in identifying quality housing
 Success in landlord relationships
 Success in lease-up process
State and Local Examples of
Serving Child Welfare Families
and Youth with Various and
Creative Mix of Housing Funds
City of Las Vegas: setting local
Section 8 priorities.
The Housing Authority of the City of
Las Vegas partnered with DSS and
created a local waitlist preference for
Housing Choice Vouchers. When a
voucher becomes available, eligible
foster youth through a referral from
DSS, receives a voucher plus
Colorado State: Using IDAs to
support youth success
The Colorado Family Unification Program (FUP)
focuses on serving former foster care youth
experiencing homelessness. In 2001, the Colorado
Department of Human Services received 100 FUP

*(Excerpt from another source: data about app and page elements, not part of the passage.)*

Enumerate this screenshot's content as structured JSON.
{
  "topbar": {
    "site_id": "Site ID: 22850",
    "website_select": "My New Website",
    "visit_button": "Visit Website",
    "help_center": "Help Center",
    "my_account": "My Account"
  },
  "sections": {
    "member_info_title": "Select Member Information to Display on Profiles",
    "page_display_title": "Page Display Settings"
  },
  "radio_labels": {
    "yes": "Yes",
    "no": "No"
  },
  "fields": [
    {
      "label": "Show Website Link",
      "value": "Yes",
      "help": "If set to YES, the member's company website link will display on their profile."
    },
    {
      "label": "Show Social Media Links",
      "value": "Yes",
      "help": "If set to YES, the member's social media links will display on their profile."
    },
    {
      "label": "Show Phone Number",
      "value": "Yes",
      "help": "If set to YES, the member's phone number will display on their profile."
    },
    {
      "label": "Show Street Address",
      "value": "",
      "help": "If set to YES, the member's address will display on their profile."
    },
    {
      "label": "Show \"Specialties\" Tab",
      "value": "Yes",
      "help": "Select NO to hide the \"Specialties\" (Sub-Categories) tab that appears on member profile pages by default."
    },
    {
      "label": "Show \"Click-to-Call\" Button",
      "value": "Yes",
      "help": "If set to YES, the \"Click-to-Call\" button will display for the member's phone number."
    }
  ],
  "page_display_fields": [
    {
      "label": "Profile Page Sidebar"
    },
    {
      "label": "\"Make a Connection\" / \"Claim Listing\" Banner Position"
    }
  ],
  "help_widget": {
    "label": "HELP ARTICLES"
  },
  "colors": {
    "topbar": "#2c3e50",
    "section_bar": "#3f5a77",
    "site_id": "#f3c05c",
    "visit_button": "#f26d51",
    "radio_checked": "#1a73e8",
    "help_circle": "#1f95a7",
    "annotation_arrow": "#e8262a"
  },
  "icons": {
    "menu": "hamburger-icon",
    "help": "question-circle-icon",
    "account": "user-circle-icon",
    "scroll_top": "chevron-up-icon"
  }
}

These Section 8 vouchers last for 18 months and are
targeted specifically for youth ages 18–21 that leave
foster care at age 16 or older with inadequate housing.
Recently partnered with Mile High United Way to beef
up case management. Through this partnership, youth
have access to job training and IDAs
New Jersey Example
Homeownership for Adopting Families
NJHMFA's award-winning Home Ownership for
Permanency Program provides home ownership
mortgage loans to families that are newly adopting
or making a permanent commitment through
kinship legal guardianship for a child through the
Department of Human Services, Division of Youth
and Family Services, or a state-licensed adoption
NJHMFA also administered affordable housing for
former foster youth.
Florida Example: Using the
HOME Program
The Home Investment Partnership Program is a federal
block grant that provides states with a flexible
affordable housing funding stream. This money can
be used to subsidize rent (best kept secret of HOME!)
• Jeb Bush, when Governor, set aside 5% of
HOME funds to subsidize rent for youth
leaving foster care.
New York City Example: Coupling
Section 8 eligibility and the LIHTC
•The LIHTC was established in 1986 in order to
encourage the construction and rehabilitation of rental
housing affordable to low income households.
•NYCHA and ACS have been at the forefront of
creating local priority codes for FUP eligible
households and then using that status to leverage private
dollars and developers in order to free up units for youth
leaving foster care (my esteemed fellow panelists from
and the Lantern Group will elaborate on this
Some final thoughts on where to
Pay a visit to the states that have made strides,
learn from their mistakes and achievements.
 States can use some homeless services and
housing dollars for youth, but again, there are
 Collaborations are the fastest, most efficient
way to create a range of housing options.
Urge child welfare agencies to contribute
financially to housing costs for families but not that
they will replace housers such as the PHA.
Contact information
Ruth White, MSSA
Executive Director
National Center for Housing and Child Welfare
6711 Queens Chapel Rd
University Park, MD 20782
(301) 699-0151
[email protected]

PowerPoint - Supportive Housing Network of New York